We’ve argued before that online anonymity is important. And as the notion of privacy gets trampled on with each passing year, online privacy only becomes more important. You’d be surprised by what someone can do with just your IP address.
Which is why many people use fake IP addresses. To be clear, “fake IP address” is a bit of a misnomer that implies creating a new one out of thin air. That’s not possible. The best you can do is hide your IP address behind someone else’s already-existing IP address.
This means you can’t truly be anonymous on the internet—your actions can be traced back to you. But masking your IP address is good enough for functional anonymity.
Method 1: Using a VPN
VPN stands for virtual private network, but is much simpler than it sounds. Basically, you can connect your computer or device to someone else’s network, then browse the web through their network. Whatever activity you’re doing looks like it’s coming from them, not from you.

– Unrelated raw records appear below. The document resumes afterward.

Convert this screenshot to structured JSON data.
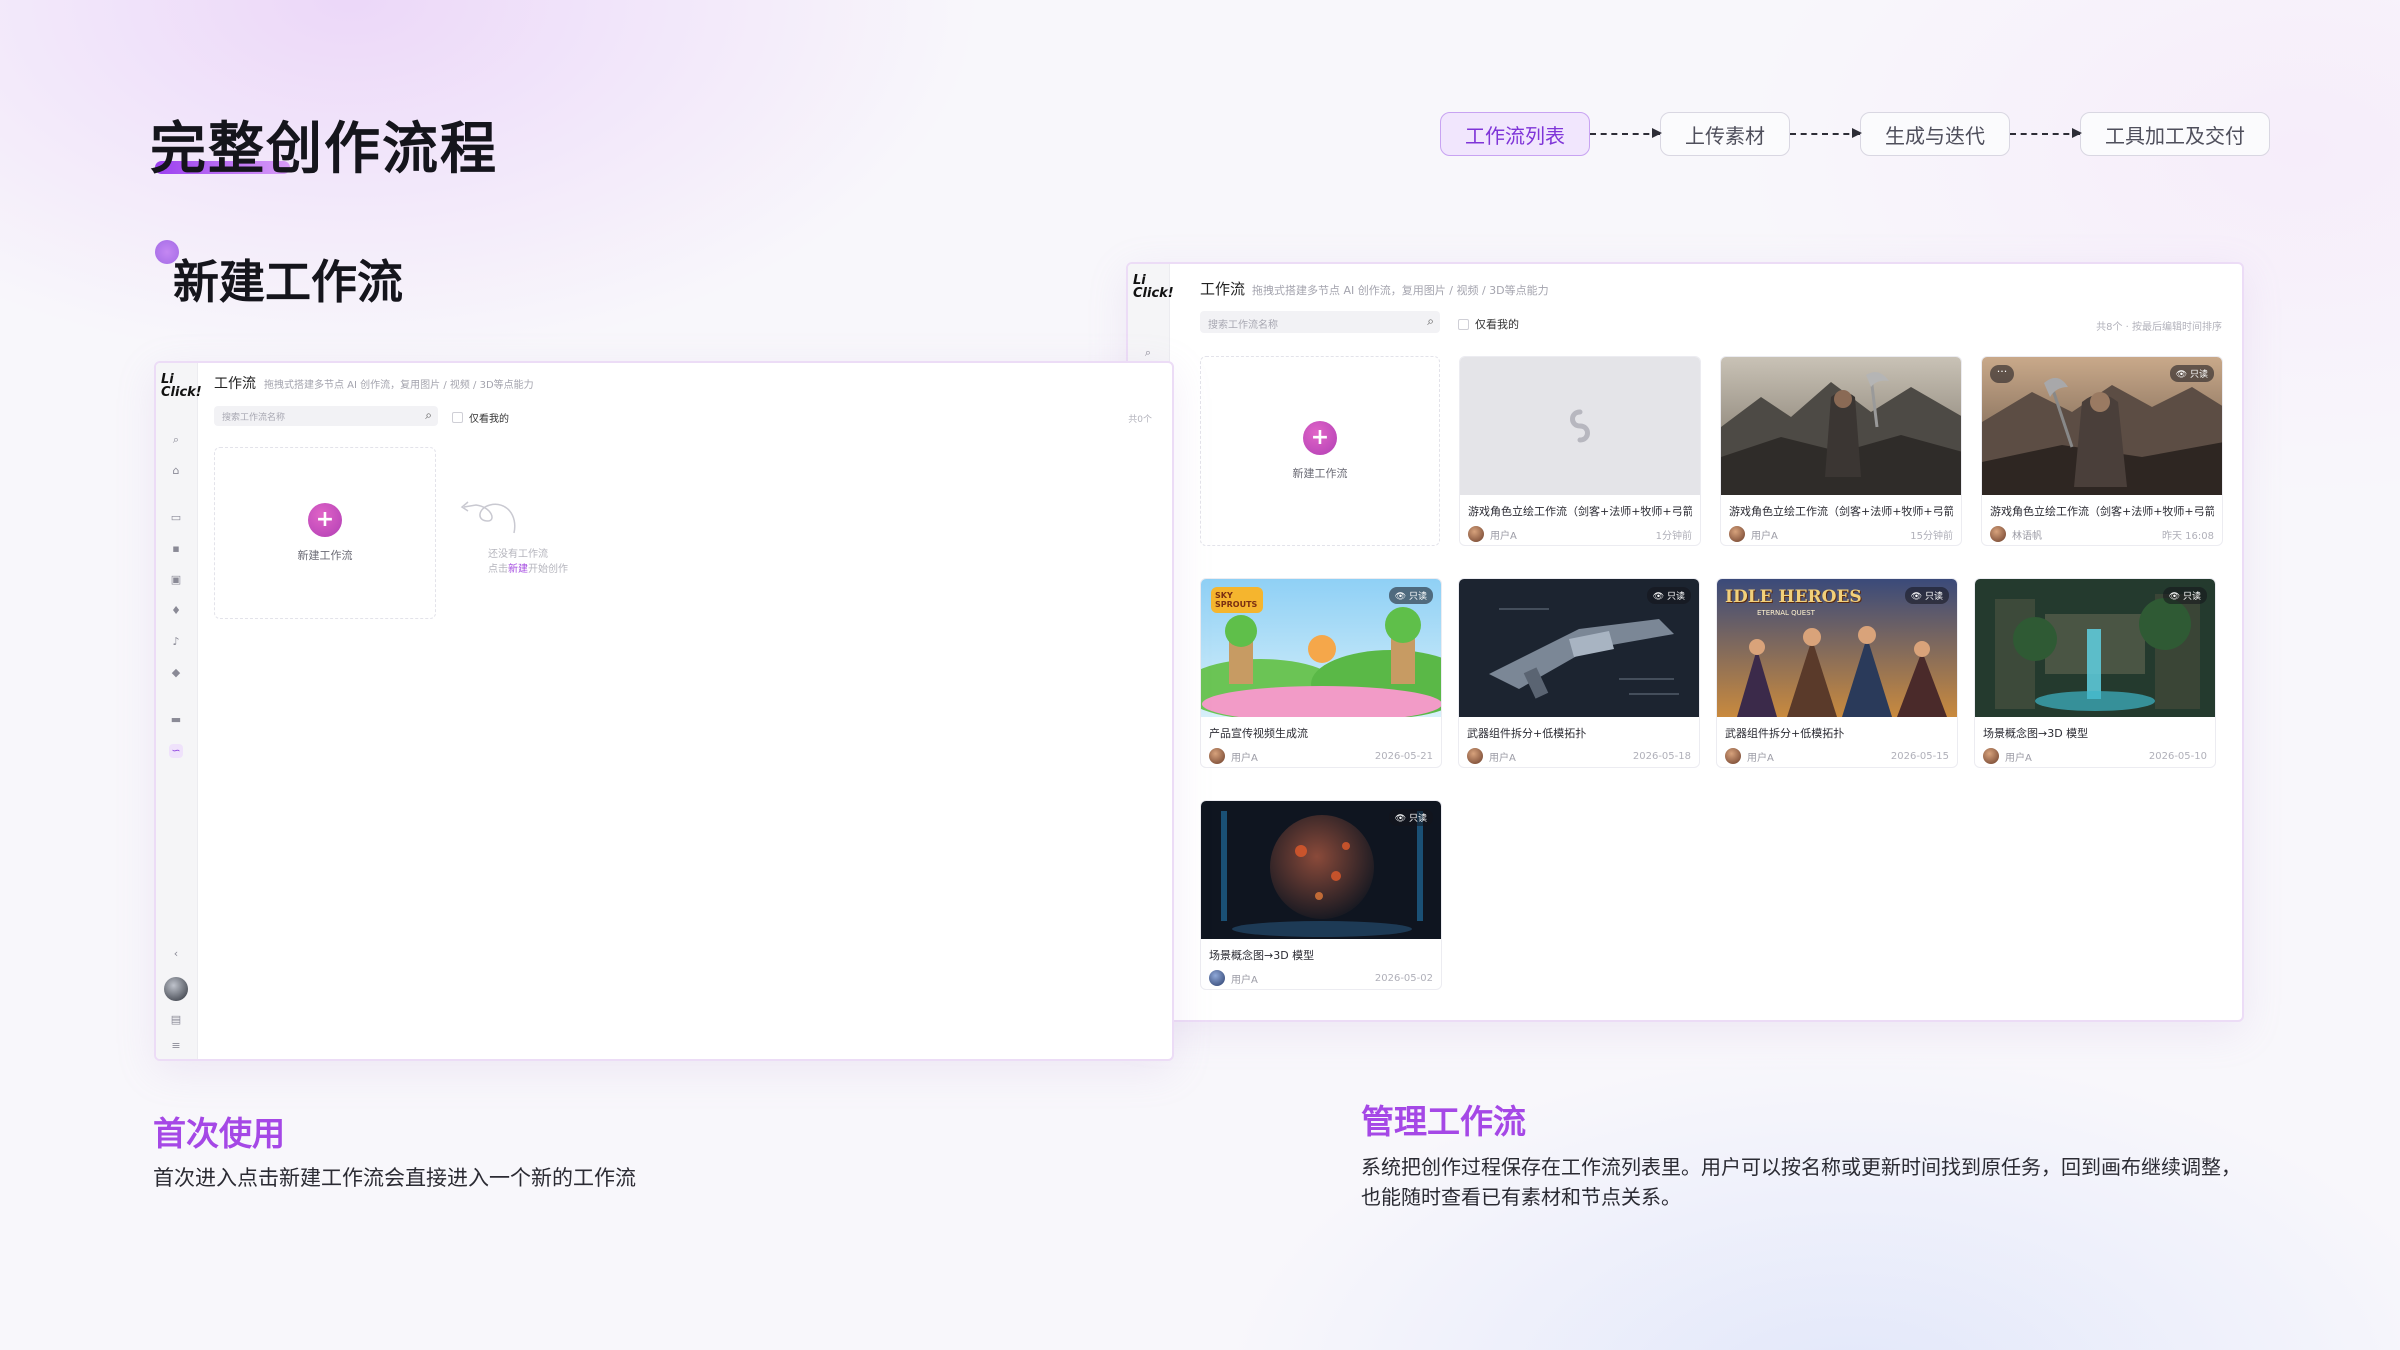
{
  "page": {
    "title": "完整创作流程",
    "section_title": "新建工作流"
  },
  "flow": {
    "steps": [
      {
        "label": "工作流列表",
        "active": true
      },
      {
        "label": "上传素材",
        "active": false
      },
      {
        "label": "生成与迭代",
        "active": false
      },
      {
        "label": "工具加工及交付",
        "active": false
      }
    ]
  },
  "left_window": {
    "logo": "Li Click!",
    "title": "工作流",
    "subtitle": "拖拽式搭建多节点 AI 创作流，复用图片 / 视频 / 3D等点能力",
    "search_placeholder": "搜索工作流名称",
    "only_mine": "仅看我的",
    "count": "共0个",
    "new_label": "新建工作流",
    "hint_line1": "还没有工作流",
    "hint_prefix": "点击",
    "hint_link": "新建",
    "hint_suffix": "开始创作"
  },
  "right_window": {
    "logo": "Li Click!",
    "title": "工作流",
    "subtitle": "拖拽式搭建多节点 AI 创作流，复用图片 / 视频 / 3D等点能力",
    "search_placeholder": "搜索工作流名称",
    "only_mine": "仅看我的",
    "count": "共8个 · 按最后编辑时间排序",
    "new_label": "新建工作流",
    "cards": [
      {
        "title": "游戏角色立绘工作流（剑客+法师+牧师+弓箭...",
        "user": "用户A",
        "time": "1分钟前",
        "badge": ""
      },
      {
        "title": "游戏角色立绘工作流（剑客+法师+牧师+弓箭...",
        "user": "用户A",
        "time": "15分钟前",
        "badge": ""
      },
      {
        "title": "游戏角色立绘工作流（剑客+法师+牧师+弓箭...",
        "user": "林语帆",
        "time": "昨天 16:08",
        "badge": "只读"
      },
      {
        "title": "产品宣传视频生成流",
        "user": "用户A",
        "time": "2026-05-21",
        "badge": "只读"
      },
      {
        "title": "武器组件拆分+低模拓扑",
        "user": "用户A",
        "time": "2026-05-18",
        "badge": "只读"
      },
      {
        "title": "武器组件拆分+低模拓扑",
        "user": "用户A",
        "time": "2026-05-15",
        "badge": "只读"
      },
      {
        "title": "场景概念图→3D 模型",
        "user": "用户A",
        "time": "2026-05-10",
        "badge": "只读"
      },
      {
        "title": "场景概念图→3D 模型",
        "user": "用户A",
        "time": "2026-05-02",
        "badge": "只读"
      }
    ],
    "thumb_texts": {
      "sky": "SKY SPROUTS",
      "idle": "IDLE HEROES",
      "idle_sub": "ETERNAL QUEST"
    }
  },
  "captions": {
    "first_use_title": "首次使用",
    "first_use_text": "首次进入点击新建工作流会直接进入一个新的工作流",
    "manage_title": "管理工作流",
    "manage_text_1": "系统把创作过程保存在工作流列表里。用户可以按名称或更新时间找到原任务，回到画布继续调整，",
    "manage_text_2": "也能随时查看已有素材和节点关系。"
  },
  "colors": {
    "accent": "#a548e6",
    "step_active_bg": "#f1e6fd",
    "plus_button": "#c84dbd"
  }
}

When you connect to a VPN, you’re masking your IP address with one of the IP addresses on that network. To trace the traffic back to you, the VPN would have to give you up (or your IP address would have to be revealed via DNS leak).
For best results, use a paid VPN service because free VPNs come with too many risks and downsides. Of the many risks, the most important one is that you can never quite trust a free service. Are they selling your data? If asked, would they give up your true IP address? It does happen.
As such, we only recommend using a logless VPN. Such VPNs don’t keep activity logs, so they can’t give up your IP address even if requested. Plus, most logless VPNs encrypt all of your traffic to and from the network, preventing any snooping by ISPs or governments.
Which VPN Should You Get Started With?
ExpressVPN and CyberGhost are both excellent options. If neither suit you, check out our overview of best VPN services. Long story short: whichever service you pick, you just download an app, run it, and use it to connect to the VPN on demand. It’s really that simple.
Method 2: Using a Web Proxy
A web proxy works in much the same way as a VPN: you connect to the proxy server, then all your web traffic flows through the proxy server. As such, your IP address gets hidden by the proxy server’s IP address.
But there are two major differences between proxy and VPN.
Second, some browsers let you route only browser traffic. To use a web proxy, you go into your web browser’s settings and manually input the proxy server’s IP address. This allows applications and devices outside the web browser, like Skype, to still use your actual IP address.
Find a free web proxy using a site like PremProxy or Proxy List. Using a proxy server in your country will keep it fast, but using a proxy server in another country can be useful for bypassing region-blocked content and adding a tiny layer of extra obscurity.
How to Set Up a Web Proxy in Firefox
- In the main menu, select Options.
- Navigate to the Advanced tab, then the Network section.
- Under Connection, click Settings…
- Select Manual proxy configuration, then type in the proxy’s address and port in the HTTP Proxy field.
How to Set Up a Web Proxy in Microsoft Edge
- In the main menu, select Settings.
- Scroll down and click View advanced settings.
- Scroll down and click Open proxy settings.
- Under Manual proxy setup, enable Use a proxy server, then type in the proxy’s address and port in the Address field.
How to Set Up a Web Proxy in Chrome, Opera, Vivaldi
- In the main menu, select Settings.
- Under Network, click Change proxy settings…
- In the Connections tab, click LAN settings.
- Enable Use a proxy server for your LAN, then type in the proxy’s address and port in the Address field.
Note: Chrome, Opera, Vivaldi, and other Chromium-based browsers do not have a built-in browser-specific proxy feature. Instead, they only use system-wide proxy settings. However, you can use an extension like Proxy Switcher & Manager to use web proxies that only affect browser traffic.
Method 3: Using Public Wi-Fi
Instead of routing your traffic through another person’s network, you can opt to connect directly to their network—and the easiest way to do this is to hop onto public Wi-Fi.
The funny thing is that this is really the only way to hide your home IP address. When you’re on public Wi-Fi, there’s no way for someone to trace it back to your home. And if it’s a popular hotspot (e.g. Starbucks), your activity will be obscured by dozens of other users at any time. But remember that public Wi-Fi has its own risks!
By default, most public Wi-Fi hotspots are unencrypted. All your activity while connected can be seen by anyone else on the network (if they’re sniffing it out), which includes login details for websites like banks and e-commerce shopping. Public Wi-Fi hotspots can also spread malware infections to your device.
On top of this, there are several other ways for hackers to steal your identity on public Wi-Fi. So while you might be hiding your IP address, you’re still opening yourself up to a whole host of other privacy and security risks.
Are You Protecting Your Online Privacy?
Did you know that you are the biggest threat to your online privacy? Most of us tend to share way too much info online. If you’re really worried, your first step should be to read our guide to online security and privacy.
Image Credit: Alexander Yakimov/Shutterstock